  14. ^ "Eyewitness Accounts of McVeigh's Execution". ABC News. January 7, 2006. Retrieved March 13, 2020.
  15. ^ "Meet the Hosts of FOX News". XMRadio.com. Archived from the original on November 10, 2006. Retrieved November 11, 2006.
  16. ^ "Poll ranks NBC's Brokaw most trusted news anchor". USA Today. April 2, 2003. Retrieved April 10, 2008.
  17. ^ Carter, Bill (November 19, 2007). "Fox Cable Guy Edges Into the Big Pay Leagues". The New York Times. Retrieved May 30, 2008.
  18. ^ Andreeva, Nellie (October 26, 2010). "Shepard Smith Inks New Fox News Deal". Deadline Hollywood. Retrieved February 27, 2011.
  19. ^ Kondolojy, Amanda (September 12, 2013). "FOX News Channel's Shepard Smith to Lead New Breaking News Division as Managing Editor and Chief News Anchor". TV by the Numbers. Archived from the original on September 15, 2013. Retrieved September 12, 2013.
  20. ^ Relman, Eliza (November 15, 2017). "Fox News anchor Shep Smith annihilates his network's favorite Hillary Clinton 'scandal,' the Uranium One deal". Business Insider. Retrieved March 13, 2020.
  21. ^ Lapointe, Joe (November 17, 2017). "Fact and Fiction Showdown: Shepard Smith Versus Sean Hannity". Observer. Retrieved March 13, 2020.

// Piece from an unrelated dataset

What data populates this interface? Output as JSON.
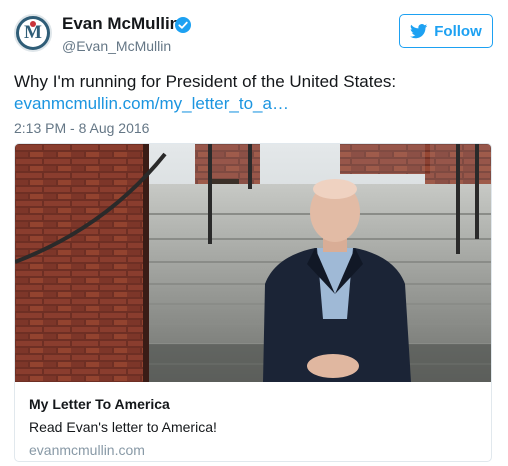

  22. ^ a b D'Addario, Daniel (March 15, 2018). "Shep Smith Has the Hardest Job on Fox News". Time. Archived from the original on March 25, 2018. Retrieved March 24, 2018.
  23. ^ Smith, Shepard (October 11, 2019). "Shepard Smith says goodbye to Fox News". YouTube.com. Shepard Smith Reporting. Fox News.
  24. ^ Boorstin, Julia (July 8, 2020). "Former Fox News Anchor Shepard Smith Joins CNBC as chief general news anchor with new evening show". CNBC. Retrieved July 8, 2020.
  25. ^ Hill, Michael P. (July 8, 2020). "CNBC returns to definitive 'The News' branding for Shepard Smith". NewscastStudio. Retrieved September 27, 2020.
  26. ^ Alexander, Bryan (November 22, 2019). "Shepard Smith decries". USA Today. Archived from the original on November 22, 2019. Retrieved November 22, 2019.
  27. ^ Stelter, Brian (November 22, 2019). "Shepard Smith slams vilification of the press in first remarks since leaving Fox News". CNN. Retrieved November 22, 2019.
  28. ^ Ricchiardi, Sherry (January 2010). "The Anti-Anchor". American Journalism Review. Retrieved December 8, 2009.
  29. ^ Desantis, Rachel (May 8, 2017). "Fox News' Shepard Smith opens up about his sexuality, says he never thought he 'was in' the closet". New York Daily News. Retrieved May 8, 2017.

External links[edit]